I bought a new blanket that is so soft, it’s as if it were sewn from kitten skins, and clubbed baby seals. Perhaps not the loveliest images, but it is crazy soft! Plus it’s a nice shade of purple. It’s so soft that Olivia Wigglebothum was actually persuaded to curl up in it for a few hours like a regular cat instead of running amuck constantly. She might have been under the influence of her decongestant, but she struck some adorable cat poses and napped. As her “cat mother,” I was thankful for the break.
Of course, one of those poses was the cat version of the centerfold spread: stretched out, belly up, bits and pieces fully exposed optional. I had just seen a similar cat pose in The Blogess’s Twitter feed with the note about the cat posing like a French girl. Because I am not always terribly hip and with it, I had no idea what was being referenced, but thought it sounded very sassy although I am not familiar with what French girls do and I do not think Olivia is French.
Further exploration showed variations on the pose and the idea: “Draw me like one of your French girls” and “Paint me like one of your French girls.” Turns out it’s from Kate Winslet’s nude drawing scene in Titanic. Who knew? I saw Titanic once because everyone else in the world saw Titanic at least once. My biggest take away was Rose shrieking, “Jack, teach me how to spit like a man!” and the sweaty hand on the steamed up car window. You have an entire cargo hold, and you choose to do it in the cramped backseat of a Renault ? Not a fan. Spoiler: The boat sinks. The end.
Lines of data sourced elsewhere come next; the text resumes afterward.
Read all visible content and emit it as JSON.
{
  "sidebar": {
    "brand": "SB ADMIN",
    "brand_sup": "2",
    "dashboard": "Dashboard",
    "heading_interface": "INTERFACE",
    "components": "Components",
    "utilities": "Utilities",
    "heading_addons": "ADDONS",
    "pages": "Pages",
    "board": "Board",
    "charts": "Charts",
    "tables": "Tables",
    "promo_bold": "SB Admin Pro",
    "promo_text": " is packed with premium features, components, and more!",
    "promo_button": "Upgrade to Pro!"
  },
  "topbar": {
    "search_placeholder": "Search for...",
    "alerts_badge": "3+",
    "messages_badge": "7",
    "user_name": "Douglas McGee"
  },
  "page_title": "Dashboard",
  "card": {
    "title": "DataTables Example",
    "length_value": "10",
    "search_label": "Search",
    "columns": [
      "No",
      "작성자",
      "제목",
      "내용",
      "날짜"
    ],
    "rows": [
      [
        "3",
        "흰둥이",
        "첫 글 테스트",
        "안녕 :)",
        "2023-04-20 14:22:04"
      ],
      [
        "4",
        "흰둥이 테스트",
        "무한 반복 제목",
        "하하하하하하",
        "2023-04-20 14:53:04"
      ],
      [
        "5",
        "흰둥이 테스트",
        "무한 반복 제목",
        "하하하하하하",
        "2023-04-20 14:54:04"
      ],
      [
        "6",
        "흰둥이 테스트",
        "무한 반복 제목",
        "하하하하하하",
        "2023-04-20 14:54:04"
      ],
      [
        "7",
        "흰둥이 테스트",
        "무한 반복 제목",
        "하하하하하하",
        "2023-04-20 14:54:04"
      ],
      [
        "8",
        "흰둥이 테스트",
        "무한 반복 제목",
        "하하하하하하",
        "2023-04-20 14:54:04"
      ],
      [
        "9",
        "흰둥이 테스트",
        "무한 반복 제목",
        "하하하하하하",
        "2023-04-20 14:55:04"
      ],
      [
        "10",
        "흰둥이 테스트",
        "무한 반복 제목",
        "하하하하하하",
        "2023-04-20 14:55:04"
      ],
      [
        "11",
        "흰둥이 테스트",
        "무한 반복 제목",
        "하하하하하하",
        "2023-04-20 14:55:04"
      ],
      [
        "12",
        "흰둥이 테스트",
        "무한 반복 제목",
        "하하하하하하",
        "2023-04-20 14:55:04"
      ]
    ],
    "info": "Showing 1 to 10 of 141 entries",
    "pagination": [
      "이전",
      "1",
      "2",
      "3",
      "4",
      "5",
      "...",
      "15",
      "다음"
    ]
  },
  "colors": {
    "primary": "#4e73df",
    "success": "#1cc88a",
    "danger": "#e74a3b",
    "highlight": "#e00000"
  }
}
My interest was more about why the visual and variations on the quote are now prevalent enough that they are, if not immediately recognizable, at least somewhat familiar to the viewer. According to the “About” portion of Know Your Meme, “Internet memes have risen in popularity with the rise of Internet Culture as more and more people identify with and participate on the Web as their primary method of expression and content consumption. (An Internet memes is a piece of content or an idea that’s passed from person to person, changing and evolving along the way. A piece of content that is passed from person to person, but does not evolve or change during the transmission process is considered viral content.)”
I was amazed that there is a company that established what is basically a meme database devoted to confirming or disproving whether or not the content is in fact a meme. I was able to read the development, according to their research, of the “Draw me like one of your French girls” meme .
So is this junk? Is this a sociological study in a way of the things we now latch on to, repeat, and communicate with? Before we might have dropped a movie or lyric quote into conversations directly with another human, but now I will simply tweet the phrase accompanied by a picture of my cat for the world to see. (True story, that already happened. See, I’ve adapted!) Is this about language and how words are added and changed over time? Even five years ago my mom would have never said, “Oh, Google it.” or “Use the Google.” Now she loves the Google. Even spell-check wants me to make sure I capitalize the Google. Is this just a company being enterprising, creating jobs, and selling ad space because they know that eventually someone like me will want to know the origin story? And they also know that given the changing Internet culture, thousands of people will contribute their unsolicited and unpaid contributions to that origin story? Would this be the type of research topic that would capture my students’ interest?
“Kids, today we will track the history of Cat Breading .”
Or am I back to wondering if it’s just more junk in a big pile in the junkyard of the Cloud? I don’t know. It makes me feel old and confused as to why I would put a piece of bread on my cat’s head in the first place.